  22. 22. Twitter is good for informationyou might not normally hearabout © CyberText Consulting Pty Ltd November 2012
  23. 23. Twitter is great forquick answers toquestions/problems © CyberText Consulting Pty Ltd November 2012
  24. 24. 24 Home Office Takeaways:  Essentials: dedicated space with a door  Get a GOOD chair © CyberText Consulting Pty Ltd November 2012
  25. 25. 25 © CyberText Consulting Pty Ltd <date>
  26. 26. 26 © CyberText Consulting Pty Ltd <date>
  27. 27. Minimum equipment27 PC and/or laptop Modem/router Printer (multifunction for single footprint – copy, scan, print, fax) Headset (or microphone + speakers [often built-in to laptops]) External, portable hard drives/thumb drives Phone (smartphone is ‘one device to rule them all’) © CyberText Consulting Pty Ltd November 2012
  28. 28. Nice to have…28 Tablet (iPad etc.) Wireless connection (built-in to later laptops; on phone) Digital camera/camera on phone (if your work includes photos) Webcam (built-in to later laptops; on phone) Travel-sized bits and pieces (mouse, network cables etc.) Digital voice recorder (try your phone!) © CyberText Consulting Pty Ltd November 2012
  29. 29. Stuff for your body29 Decent desk + chair (you’ll spend a LOT of hours at both, so don’t scrimp) Quiet/free from distractions (noise-cancelling headphones, ear plugs) Good lighting Temperature control Exercise © CyberText Consulting Pty Ltd November 2012
  30. 30. Some facts… 30 UK companies spent 24 billion GBP on business travel in 20111 It costs employers 7000 GBP per person per desk for office workers1 90% of office workers would like to work from home some of the time1 35% of tech professionals would sacrifice up to 10% of their salaries for full-time telecommuting21. From "Home of the future" Episode 2: Work (TwoFour Broadcast Ltd, 2012; presenter Chris Sanderson)2. http://www.networkworld.com/news/2011/040511-it-telecommute.html © CyberText Consulting Pty Ltd November 2012
  31. 31. 31 Resources Takeaways:  Search for ‘remote working’, teleworking’ ‘telecommuting’  Plenty available on benefits/costs of telecommuting and convincing arguments for your boss  List of some on my blog today (http://cybertext.wordpress.com/2012/11/03/ resources-for-remote-working-presentation/) © CyberText Consulting Pty Ltd November 2012
  32. 32. 32 Thank you… Any questions?

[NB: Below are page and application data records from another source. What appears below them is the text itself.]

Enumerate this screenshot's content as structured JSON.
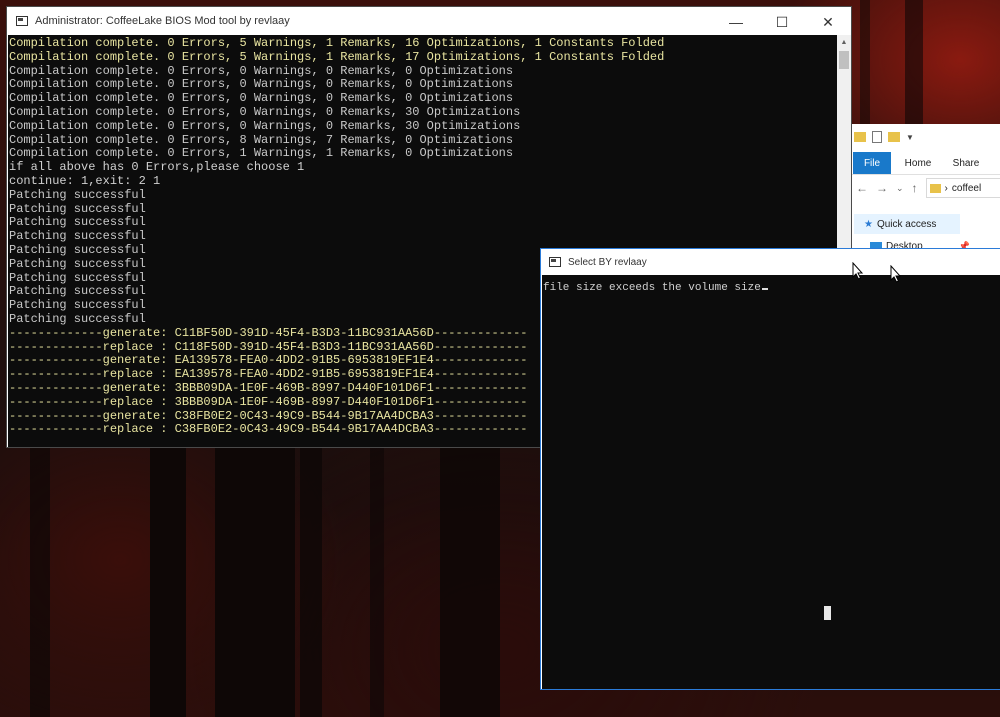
{
  "main_window": {
    "title": "Administrator:  CoffeeLake BIOS Mod tool by revlaay",
    "console_lines": [
      {
        "text": "Compilation complete. 0 Errors, 5 Warnings, 1 Remarks, 16 Optimizations, 1 Constants Folded",
        "tone": "y"
      },
      {
        "text": "Compilation complete. 0 Errors, 5 Warnings, 1 Remarks, 17 Optimizations, 1 Constants Folded",
        "tone": "y"
      },
      {
        "text": "Compilation complete. 0 Errors, 0 Warnings, 0 Remarks, 0 Optimizations",
        "tone": "g"
      },
      {
        "text": "Compilation complete. 0 Errors, 0 Warnings, 0 Remarks, 0 Optimizations",
        "tone": "g"
      },
      {
        "text": "Compilation complete. 0 Errors, 0 Warnings, 0 Remarks, 0 Optimizations",
        "tone": "g"
      },
      {
        "text": "Compilation complete. 0 Errors, 0 Warnings, 0 Remarks, 30 Optimizations",
        "tone": "g"
      },
      {
        "text": "Compilation complete. 0 Errors, 0 Warnings, 0 Remarks, 30 Optimizations",
        "tone": "g"
      },
      {
        "text": "Compilation complete. 0 Errors, 8 Warnings, 7 Remarks, 0 Optimizations",
        "tone": "g"
      },
      {
        "text": "Compilation complete. 0 Errors, 1 Warnings, 1 Remarks, 0 Optimizations",
        "tone": "g"
      },
      {
        "text": "if all above has 0 Errors,please choose 1",
        "tone": "w"
      },
      {
        "text": "continue: 1,exit: 2 1",
        "tone": "w"
      },
      {
        "text": "Patching successful",
        "tone": "g"
      },
      {
        "text": "Patching successful",
        "tone": "g"
      },
      {
        "text": "Patching successful",
        "tone": "g"
      },
      {
        "text": "Patching successful",
        "tone": "g"
      },
      {
        "text": "Patching successful",
        "tone": "g"
      },
      {
        "text": "Patching successful",
        "tone": "g"
      },
      {
        "text": "Patching successful",
        "tone": "g"
      },
      {
        "text": "Patching successful",
        "tone": "g"
      },
      {
        "text": "Patching successful",
        "tone": "g"
      },
      {
        "text": "Patching successful",
        "tone": "g"
      },
      {
        "text": "-------------generate: C11BF50D-391D-45F4-B3D3-11BC931AA56D-------------",
        "tone": "y"
      },
      {
        "text": "-------------replace : C118F50D-391D-45F4-B3D3-11BC931AA56D-------------",
        "tone": "y"
      },
      {
        "text": "-------------generate: EA139578-FEA0-4DD2-91B5-6953819EF1E4-------------",
        "tone": "y"
      },
      {
        "text": "-------------replace : EA139578-FEA0-4DD2-91B5-6953819EF1E4-------------",
        "tone": "y"
      },
      {
        "text": "-------------generate: 3BBB09DA-1E0F-469B-8997-D440F101D6F1-------------",
        "tone": "y"
      },
      {
        "text": "-------------replace : 3BBB09DA-1E0F-469B-8997-D440F101D6F1-------------",
        "tone": "y"
      },
      {
        "text": "-------------generate: C38FB0E2-0C43-49C9-B544-9B17AA4DCBA3-------------",
        "tone": "y"
      },
      {
        "text": "-------------replace : C38FB0E2-0C43-49C9-B544-9B17AA4DCBA3-------------",
        "tone": "y"
      }
    ],
    "controls": {
      "minimize": "—",
      "maximize": "☐",
      "close": "✕"
    }
  },
  "select_window": {
    "title": "Select BY revlaay",
    "console_text": "file size exceeds the volume size"
  },
  "explorer": {
    "tabs": {
      "file": "File",
      "home": "Home",
      "share": "Share"
    },
    "path_segment": "coffeel",
    "nav": {
      "back": "←",
      "forward": "→",
      "recent": "⌄",
      "up": "↑",
      "crumb": "›"
    },
    "quick_access": "Quick access",
    "desktop": "Desktop"
  }
}
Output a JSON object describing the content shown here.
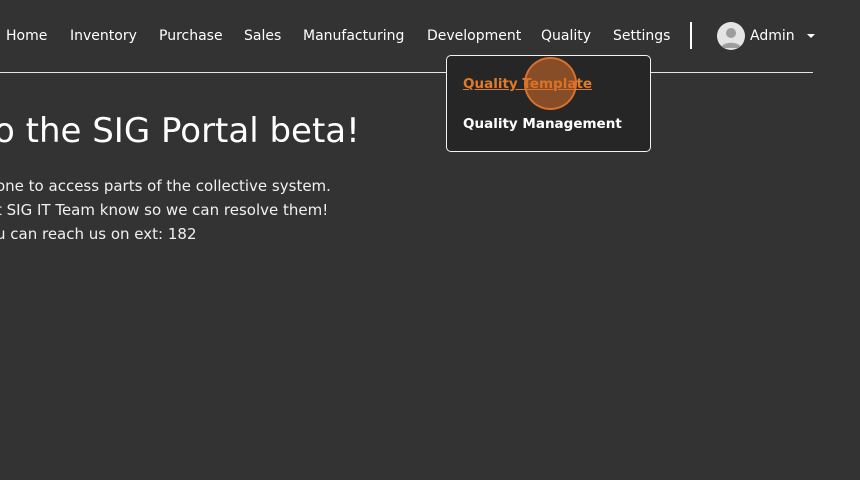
{
  "nav": {
    "items": [
      {
        "label": "Home"
      },
      {
        "label": "Inventory"
      },
      {
        "label": "Purchase"
      },
      {
        "label": "Sales"
      },
      {
        "label": "Manufacturing"
      },
      {
        "label": "Development"
      },
      {
        "label": "Quality"
      },
      {
        "label": "Settings"
      }
    ],
    "user": {
      "name": "Admin",
      "avatar_icon": "user-avatar-icon",
      "caret_icon": "caret-down-icon"
    }
  },
  "main": {
    "headline": "o the SIG Portal beta!",
    "lines": [
      "one to access parts of the collective system.",
      "t SIG IT Team know so we can resolve them!",
      "u can reach us on ext: 182"
    ]
  },
  "dropdown": {
    "items": [
      {
        "label": "Quality Template",
        "active": true
      },
      {
        "label": "Quality Management",
        "active": false
      }
    ],
    "active_color": "#e07b29"
  },
  "colors": {
    "background": "#333333",
    "dropdown_background": "#262626",
    "accent": "#e07b29"
  }
}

Contact me:  rhonda.bracey@cybertext.com.au  http://www.cybertext.com.au  http://cybertext.wordpress.com  Twitter: @cybertext © CyberText Consulting Pty Ltd November 2012

×